The Twin City Daily Planet posted an article by Michael Fallon, one of their critics, called How creativity is killing the culture. In it, he suggests that encouraging everyone to be creative has resulted in “a nation of navel-gazing dreamy-eyed so-called creatives who no longer
consider it worthwhile to roll up their sleeves and get down to hard
work to get a job done, or, even worse, who no longer deem it worth
their time to bother checking out any of the stuff that anyone else has
Obviously part of the point of the article is to start discussion (flamebait) more than I think he’s really serious. In truth, it seems like he’s burned out with his job and is tired of going to gallery shows by bad artists.
The meat of his argument is that people shouldn’t show bad art to an audience. Two hundred years ago, most of the creativity you would come in contact with was probably pretty bad. The art you would see and the music you heard was produced by local artists. Only the great art survived, so it seems as if they were better than now. Then, when performances could be recorded and art more easily distributed, there was a time when a very select group of editors and writers decided what was good and what should be seen. Now, the role of the critic is being diminished in value and that probably hurts if you’re a critic.
Today, you have access to music and movies that would never have made it to mass distribution even twenty years ago. Is there a lot of bad stuff? Of course. I haven’t seen an increase in the number of bad gallery shows here in Seattle, but the competition has increased.
I agree with him that I see a trend amongst creative types to not pay attention to what is being created by others. Great writers read, great chefs eat at other restaurants, great musicians listen to music, if you aren’t an avid consumer of something, why would assume that you would be able to create it?
But, I say if you get pleasure from creating, by all means create – just don’t assume you’re producing something of interest to others. If you do want to share it, be prepared to be ignored. Even if you produce something great, be prepared to be ignored or dismissed. So has it been, so shall it be.
The rush to creativity has increased the amount of art produced, but I don’t think the percentages of good to bad art has changed. There is more good art, there is more bad art. That means critics have a numerically larger number of artists trying to get reviewed and a larger number of bad artists.
I’m going to include one more paragraph that to me seems to describe the way the world has always been.

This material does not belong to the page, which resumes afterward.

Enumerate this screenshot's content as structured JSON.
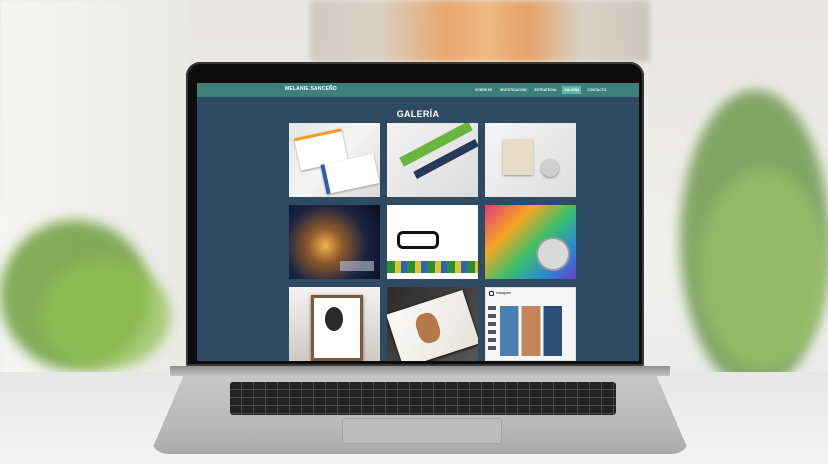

There was no magical time of fantastic art in the past. It has always been extremely easy to create something and extremely difficult to create something great.
From my vantage point, the zero-sum creativity spiral has some
strangely counterintuitive and dreadfully harmful results. Most
worrisome among these is the fact that the constant lip service to
creativity leads to the creation of more and more stuff—art and music
and writing and the like—that is actually not very creative,
uninteresting, of poor quality, and off-putting to any potential
audience. This may seem an impossible thing to stem from such a
feel-good sentiment—more creativity must mean a better world,
right?—but the problem is that more emphasis on creativity means less
emphasis on what it is precisely that makes art good. It’s not the
simple act of making—of creating something, anything—that makes art.
It’s the application of craft, dedicated practice, careful thought,
hard work, and artfulness that makes art. Real creative art is a rare
and precious thing and this will likely always be so.
I guess, to him, it would be better to discourage creativity. That way, he would have far fewer artists to deal with.